*** Opening of Provided records ***

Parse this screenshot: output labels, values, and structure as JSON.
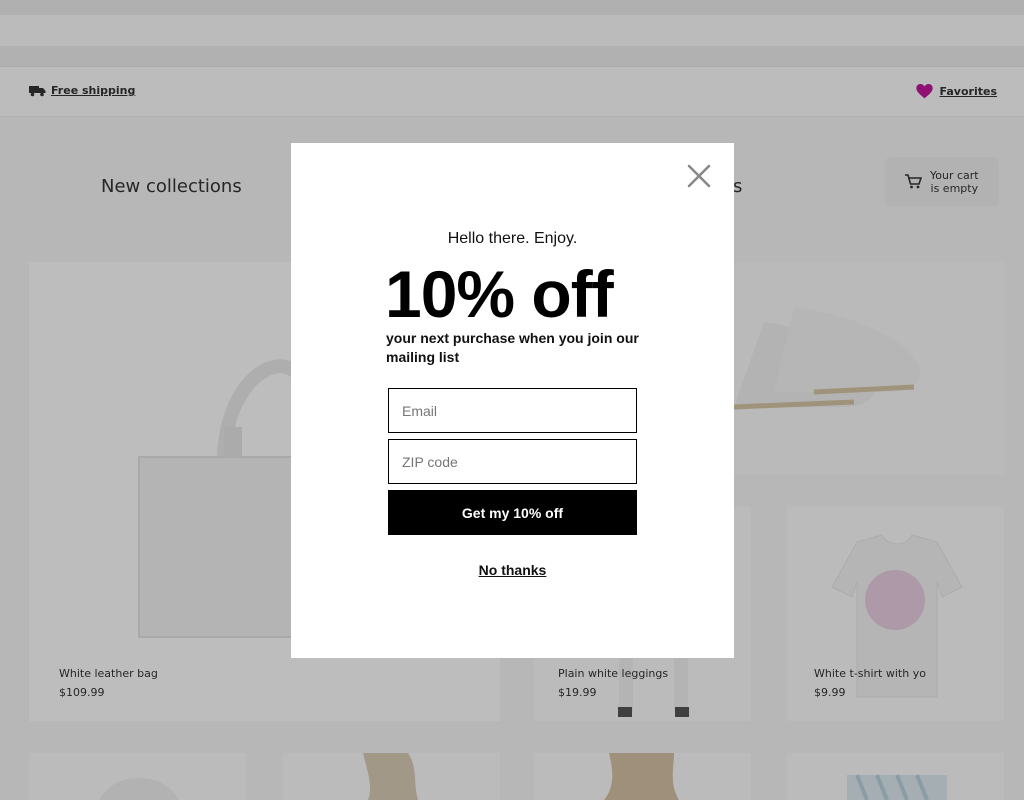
{
  "infobar": {
    "shipping_label": "Free shipping",
    "favorites_label": "Favorites"
  },
  "header": {
    "new_collections": "New collections",
    "second_title_fragment": "s",
    "cart_label_line1": "Your cart",
    "cart_label_line2": "is empty"
  },
  "products": [
    {
      "name": "White leather bag",
      "price": "$109.99"
    },
    {
      "name": "Plain white leggings",
      "price": "$19.99"
    },
    {
      "name": "White t-shirt with yo",
      "price": "$9.99"
    }
  ],
  "modal": {
    "greeting": "Hello there. Enjoy.",
    "headline": "10% off",
    "subline": "your next purchase when you join our mailing list",
    "email_placeholder": "Email",
    "zip_placeholder": "ZIP code",
    "submit_label": "Get my 10% off",
    "decline_label": "No thanks"
  },
  "colors": {
    "heart": "#c0169a",
    "cta_bg": "#000000",
    "overlay": "rgba(0,0,0,0.25)"
  },
  "icons": {
    "truck": "truck-icon",
    "heart": "heart-icon",
    "cart": "cart-icon",
    "close": "close-icon"
  }
}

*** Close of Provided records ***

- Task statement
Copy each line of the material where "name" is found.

- Response below
      "name": "White leather bag",
      "name": "Plain white leggings",
      "name": "White t-shirt with yo",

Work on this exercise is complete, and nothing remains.